- _Data in this exercise_
+-------+

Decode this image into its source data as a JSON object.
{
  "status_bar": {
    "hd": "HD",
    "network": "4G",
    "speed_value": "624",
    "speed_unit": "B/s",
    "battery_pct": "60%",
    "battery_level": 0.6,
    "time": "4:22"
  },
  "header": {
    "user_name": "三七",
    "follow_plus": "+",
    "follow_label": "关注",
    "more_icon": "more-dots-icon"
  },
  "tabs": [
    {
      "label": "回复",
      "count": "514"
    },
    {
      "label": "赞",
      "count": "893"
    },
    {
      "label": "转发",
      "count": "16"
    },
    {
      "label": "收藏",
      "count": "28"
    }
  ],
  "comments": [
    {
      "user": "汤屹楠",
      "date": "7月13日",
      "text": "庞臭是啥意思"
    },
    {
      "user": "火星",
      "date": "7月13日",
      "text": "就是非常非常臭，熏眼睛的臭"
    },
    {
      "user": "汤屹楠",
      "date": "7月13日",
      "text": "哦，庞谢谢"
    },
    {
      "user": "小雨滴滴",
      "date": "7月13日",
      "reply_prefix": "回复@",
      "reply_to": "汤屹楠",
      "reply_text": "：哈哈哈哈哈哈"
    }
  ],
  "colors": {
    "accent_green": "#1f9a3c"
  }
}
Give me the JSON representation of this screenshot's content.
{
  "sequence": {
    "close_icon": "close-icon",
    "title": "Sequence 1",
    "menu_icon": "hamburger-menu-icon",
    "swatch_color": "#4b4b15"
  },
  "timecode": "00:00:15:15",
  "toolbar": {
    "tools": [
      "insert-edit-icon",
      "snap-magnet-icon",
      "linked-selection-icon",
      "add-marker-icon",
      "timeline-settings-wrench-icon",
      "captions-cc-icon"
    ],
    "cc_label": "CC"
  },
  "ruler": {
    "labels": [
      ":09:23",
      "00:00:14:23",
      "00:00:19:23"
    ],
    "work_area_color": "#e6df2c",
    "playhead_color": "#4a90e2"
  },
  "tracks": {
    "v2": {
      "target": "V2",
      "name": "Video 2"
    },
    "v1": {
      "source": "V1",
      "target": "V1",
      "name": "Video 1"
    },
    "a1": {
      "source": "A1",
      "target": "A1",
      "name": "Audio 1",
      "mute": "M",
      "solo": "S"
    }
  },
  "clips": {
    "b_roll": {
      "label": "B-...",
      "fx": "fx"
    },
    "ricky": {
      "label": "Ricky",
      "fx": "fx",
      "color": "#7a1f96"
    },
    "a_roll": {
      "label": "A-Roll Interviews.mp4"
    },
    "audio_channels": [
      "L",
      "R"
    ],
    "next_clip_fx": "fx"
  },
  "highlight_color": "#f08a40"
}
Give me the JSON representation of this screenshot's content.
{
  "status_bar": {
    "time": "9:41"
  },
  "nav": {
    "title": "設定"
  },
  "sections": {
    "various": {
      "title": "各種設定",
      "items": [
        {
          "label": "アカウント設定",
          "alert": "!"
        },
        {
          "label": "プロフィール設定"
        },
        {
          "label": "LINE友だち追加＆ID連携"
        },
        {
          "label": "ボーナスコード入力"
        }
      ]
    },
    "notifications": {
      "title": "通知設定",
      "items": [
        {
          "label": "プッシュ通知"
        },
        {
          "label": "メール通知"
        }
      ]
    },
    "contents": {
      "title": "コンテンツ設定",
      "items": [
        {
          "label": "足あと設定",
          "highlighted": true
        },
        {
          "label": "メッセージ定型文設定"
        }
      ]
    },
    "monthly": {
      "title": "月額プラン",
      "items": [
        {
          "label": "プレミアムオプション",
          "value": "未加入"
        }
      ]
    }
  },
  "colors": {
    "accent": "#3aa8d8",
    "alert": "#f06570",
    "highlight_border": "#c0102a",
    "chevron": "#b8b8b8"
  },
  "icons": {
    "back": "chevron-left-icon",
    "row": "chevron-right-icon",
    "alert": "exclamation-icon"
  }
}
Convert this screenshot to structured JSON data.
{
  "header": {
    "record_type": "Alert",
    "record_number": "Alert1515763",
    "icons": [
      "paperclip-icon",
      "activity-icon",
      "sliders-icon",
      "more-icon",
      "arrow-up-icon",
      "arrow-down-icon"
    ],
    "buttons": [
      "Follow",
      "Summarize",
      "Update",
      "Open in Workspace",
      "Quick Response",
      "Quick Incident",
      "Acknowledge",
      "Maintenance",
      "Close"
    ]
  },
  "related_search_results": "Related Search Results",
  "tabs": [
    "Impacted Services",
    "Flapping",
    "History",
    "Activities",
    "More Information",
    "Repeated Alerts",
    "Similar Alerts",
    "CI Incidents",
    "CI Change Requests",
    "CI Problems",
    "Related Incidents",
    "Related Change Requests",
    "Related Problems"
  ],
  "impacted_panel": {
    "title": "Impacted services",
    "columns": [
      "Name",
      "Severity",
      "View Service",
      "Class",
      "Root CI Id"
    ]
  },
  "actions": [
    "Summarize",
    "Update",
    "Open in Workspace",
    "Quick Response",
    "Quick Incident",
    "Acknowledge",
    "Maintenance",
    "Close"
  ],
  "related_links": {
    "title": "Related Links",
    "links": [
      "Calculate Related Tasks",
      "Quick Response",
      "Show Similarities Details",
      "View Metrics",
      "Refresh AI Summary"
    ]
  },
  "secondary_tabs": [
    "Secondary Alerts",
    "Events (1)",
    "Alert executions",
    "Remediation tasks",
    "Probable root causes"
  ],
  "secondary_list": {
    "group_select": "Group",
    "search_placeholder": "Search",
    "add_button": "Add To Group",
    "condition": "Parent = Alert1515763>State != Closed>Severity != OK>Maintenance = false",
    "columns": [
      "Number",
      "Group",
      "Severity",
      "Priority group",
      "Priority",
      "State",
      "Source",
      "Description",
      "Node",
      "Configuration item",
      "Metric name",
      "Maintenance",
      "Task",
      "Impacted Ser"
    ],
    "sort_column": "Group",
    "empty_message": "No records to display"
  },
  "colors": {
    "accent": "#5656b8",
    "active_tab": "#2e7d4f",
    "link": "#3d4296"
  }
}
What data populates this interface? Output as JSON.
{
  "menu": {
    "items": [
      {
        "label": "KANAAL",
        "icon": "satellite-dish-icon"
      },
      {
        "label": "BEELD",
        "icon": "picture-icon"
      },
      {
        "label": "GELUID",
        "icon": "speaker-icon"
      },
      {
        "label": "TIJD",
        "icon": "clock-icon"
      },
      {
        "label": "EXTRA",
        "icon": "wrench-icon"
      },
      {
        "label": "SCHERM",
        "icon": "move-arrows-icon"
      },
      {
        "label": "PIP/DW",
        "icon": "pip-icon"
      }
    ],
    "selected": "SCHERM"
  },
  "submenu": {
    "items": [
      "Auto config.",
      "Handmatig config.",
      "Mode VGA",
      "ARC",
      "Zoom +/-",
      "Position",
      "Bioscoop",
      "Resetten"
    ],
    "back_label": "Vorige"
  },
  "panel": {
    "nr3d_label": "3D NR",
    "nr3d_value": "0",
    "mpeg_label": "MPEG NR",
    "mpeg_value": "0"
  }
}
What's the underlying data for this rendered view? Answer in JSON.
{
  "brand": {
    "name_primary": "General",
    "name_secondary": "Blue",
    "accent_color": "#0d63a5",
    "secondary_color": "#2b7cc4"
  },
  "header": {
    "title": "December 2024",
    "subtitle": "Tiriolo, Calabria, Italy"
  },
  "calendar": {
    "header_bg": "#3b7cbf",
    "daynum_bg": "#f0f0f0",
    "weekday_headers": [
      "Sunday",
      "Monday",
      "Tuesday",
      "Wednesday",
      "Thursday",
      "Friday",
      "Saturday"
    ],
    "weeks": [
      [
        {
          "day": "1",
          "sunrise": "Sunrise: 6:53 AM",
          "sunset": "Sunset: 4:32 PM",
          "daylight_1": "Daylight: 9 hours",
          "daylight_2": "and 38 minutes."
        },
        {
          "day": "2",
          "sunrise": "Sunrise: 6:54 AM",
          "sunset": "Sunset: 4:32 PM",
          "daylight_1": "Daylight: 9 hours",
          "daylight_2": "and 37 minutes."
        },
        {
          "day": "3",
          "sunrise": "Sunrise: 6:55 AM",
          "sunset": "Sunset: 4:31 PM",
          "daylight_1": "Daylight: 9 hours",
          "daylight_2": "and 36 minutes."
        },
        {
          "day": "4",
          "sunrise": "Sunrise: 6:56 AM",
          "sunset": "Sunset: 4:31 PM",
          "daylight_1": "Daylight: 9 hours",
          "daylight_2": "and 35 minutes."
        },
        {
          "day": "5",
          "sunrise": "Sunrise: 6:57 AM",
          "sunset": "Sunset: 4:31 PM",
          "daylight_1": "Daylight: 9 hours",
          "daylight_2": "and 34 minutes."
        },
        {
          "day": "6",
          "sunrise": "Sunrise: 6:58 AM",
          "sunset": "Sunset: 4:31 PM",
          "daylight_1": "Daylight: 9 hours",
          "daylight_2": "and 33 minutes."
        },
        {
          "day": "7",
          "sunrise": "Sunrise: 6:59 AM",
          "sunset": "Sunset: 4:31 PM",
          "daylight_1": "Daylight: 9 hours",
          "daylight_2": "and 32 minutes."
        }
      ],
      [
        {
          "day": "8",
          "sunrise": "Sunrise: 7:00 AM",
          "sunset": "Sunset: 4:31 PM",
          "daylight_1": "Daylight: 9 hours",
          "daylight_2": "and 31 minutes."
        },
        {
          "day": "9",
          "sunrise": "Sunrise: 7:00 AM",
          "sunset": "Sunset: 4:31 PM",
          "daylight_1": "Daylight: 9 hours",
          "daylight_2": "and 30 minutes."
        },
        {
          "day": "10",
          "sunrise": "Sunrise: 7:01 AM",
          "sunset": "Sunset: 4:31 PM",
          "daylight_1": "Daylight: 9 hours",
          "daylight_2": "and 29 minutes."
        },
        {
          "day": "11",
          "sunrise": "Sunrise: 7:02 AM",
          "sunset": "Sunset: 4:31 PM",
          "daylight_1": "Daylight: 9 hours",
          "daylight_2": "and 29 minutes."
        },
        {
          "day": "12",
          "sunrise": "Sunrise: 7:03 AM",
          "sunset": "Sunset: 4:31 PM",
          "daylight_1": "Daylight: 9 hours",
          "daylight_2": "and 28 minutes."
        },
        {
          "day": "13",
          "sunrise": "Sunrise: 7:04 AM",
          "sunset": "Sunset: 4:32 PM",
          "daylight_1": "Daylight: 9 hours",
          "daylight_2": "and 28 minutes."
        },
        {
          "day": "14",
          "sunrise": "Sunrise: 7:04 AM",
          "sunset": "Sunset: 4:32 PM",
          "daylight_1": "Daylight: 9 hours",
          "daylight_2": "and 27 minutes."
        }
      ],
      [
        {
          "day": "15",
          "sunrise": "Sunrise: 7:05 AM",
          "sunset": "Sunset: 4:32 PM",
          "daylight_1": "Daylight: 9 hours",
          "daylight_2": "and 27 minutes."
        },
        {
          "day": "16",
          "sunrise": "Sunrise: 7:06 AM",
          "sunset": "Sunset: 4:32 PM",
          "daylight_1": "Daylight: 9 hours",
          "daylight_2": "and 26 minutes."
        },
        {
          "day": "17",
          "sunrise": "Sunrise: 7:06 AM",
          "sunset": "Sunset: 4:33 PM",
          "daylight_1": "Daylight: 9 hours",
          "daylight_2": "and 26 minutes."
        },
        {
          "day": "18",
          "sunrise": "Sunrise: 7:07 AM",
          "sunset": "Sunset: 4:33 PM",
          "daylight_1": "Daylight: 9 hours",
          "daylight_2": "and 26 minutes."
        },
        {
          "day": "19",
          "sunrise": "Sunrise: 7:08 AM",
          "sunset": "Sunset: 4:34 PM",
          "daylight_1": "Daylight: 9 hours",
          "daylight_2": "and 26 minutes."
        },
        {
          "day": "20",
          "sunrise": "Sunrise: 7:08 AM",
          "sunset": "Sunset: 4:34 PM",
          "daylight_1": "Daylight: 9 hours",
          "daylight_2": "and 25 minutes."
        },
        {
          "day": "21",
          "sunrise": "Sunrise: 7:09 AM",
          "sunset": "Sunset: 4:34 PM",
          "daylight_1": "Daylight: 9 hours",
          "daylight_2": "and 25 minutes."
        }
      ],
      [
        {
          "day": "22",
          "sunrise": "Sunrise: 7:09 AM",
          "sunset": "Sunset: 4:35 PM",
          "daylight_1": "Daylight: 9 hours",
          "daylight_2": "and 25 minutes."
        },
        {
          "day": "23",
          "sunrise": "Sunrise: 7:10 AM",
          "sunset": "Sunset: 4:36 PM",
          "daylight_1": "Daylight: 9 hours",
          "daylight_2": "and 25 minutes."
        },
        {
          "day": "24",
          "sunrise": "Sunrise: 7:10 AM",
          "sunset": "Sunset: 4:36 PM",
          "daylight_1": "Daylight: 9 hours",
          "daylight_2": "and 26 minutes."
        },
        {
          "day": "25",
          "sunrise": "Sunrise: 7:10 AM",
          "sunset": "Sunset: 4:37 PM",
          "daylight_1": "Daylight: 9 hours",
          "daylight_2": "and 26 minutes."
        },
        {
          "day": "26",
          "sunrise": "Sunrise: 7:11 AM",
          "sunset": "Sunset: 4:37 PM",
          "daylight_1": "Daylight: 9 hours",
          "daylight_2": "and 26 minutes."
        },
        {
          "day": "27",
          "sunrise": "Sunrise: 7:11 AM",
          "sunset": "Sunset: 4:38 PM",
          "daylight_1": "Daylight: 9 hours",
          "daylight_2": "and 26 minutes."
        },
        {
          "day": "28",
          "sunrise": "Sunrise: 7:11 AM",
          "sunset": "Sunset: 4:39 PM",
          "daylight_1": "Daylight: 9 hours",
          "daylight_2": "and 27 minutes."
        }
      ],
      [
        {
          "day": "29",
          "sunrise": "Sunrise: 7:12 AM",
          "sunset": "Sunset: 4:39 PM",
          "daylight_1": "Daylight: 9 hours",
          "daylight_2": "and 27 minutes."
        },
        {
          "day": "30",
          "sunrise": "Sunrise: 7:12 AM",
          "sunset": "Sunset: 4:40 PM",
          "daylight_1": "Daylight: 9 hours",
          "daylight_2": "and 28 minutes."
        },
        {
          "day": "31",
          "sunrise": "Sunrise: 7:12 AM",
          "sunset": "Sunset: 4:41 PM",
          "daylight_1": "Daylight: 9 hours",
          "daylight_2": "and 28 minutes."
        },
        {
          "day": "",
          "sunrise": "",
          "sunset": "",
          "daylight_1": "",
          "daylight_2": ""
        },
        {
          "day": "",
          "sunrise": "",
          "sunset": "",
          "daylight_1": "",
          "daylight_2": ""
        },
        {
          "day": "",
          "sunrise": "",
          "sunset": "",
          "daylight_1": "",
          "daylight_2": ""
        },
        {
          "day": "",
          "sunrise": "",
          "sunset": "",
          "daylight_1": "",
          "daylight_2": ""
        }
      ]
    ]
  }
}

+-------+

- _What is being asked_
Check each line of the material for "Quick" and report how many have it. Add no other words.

- _Reply to the task_
5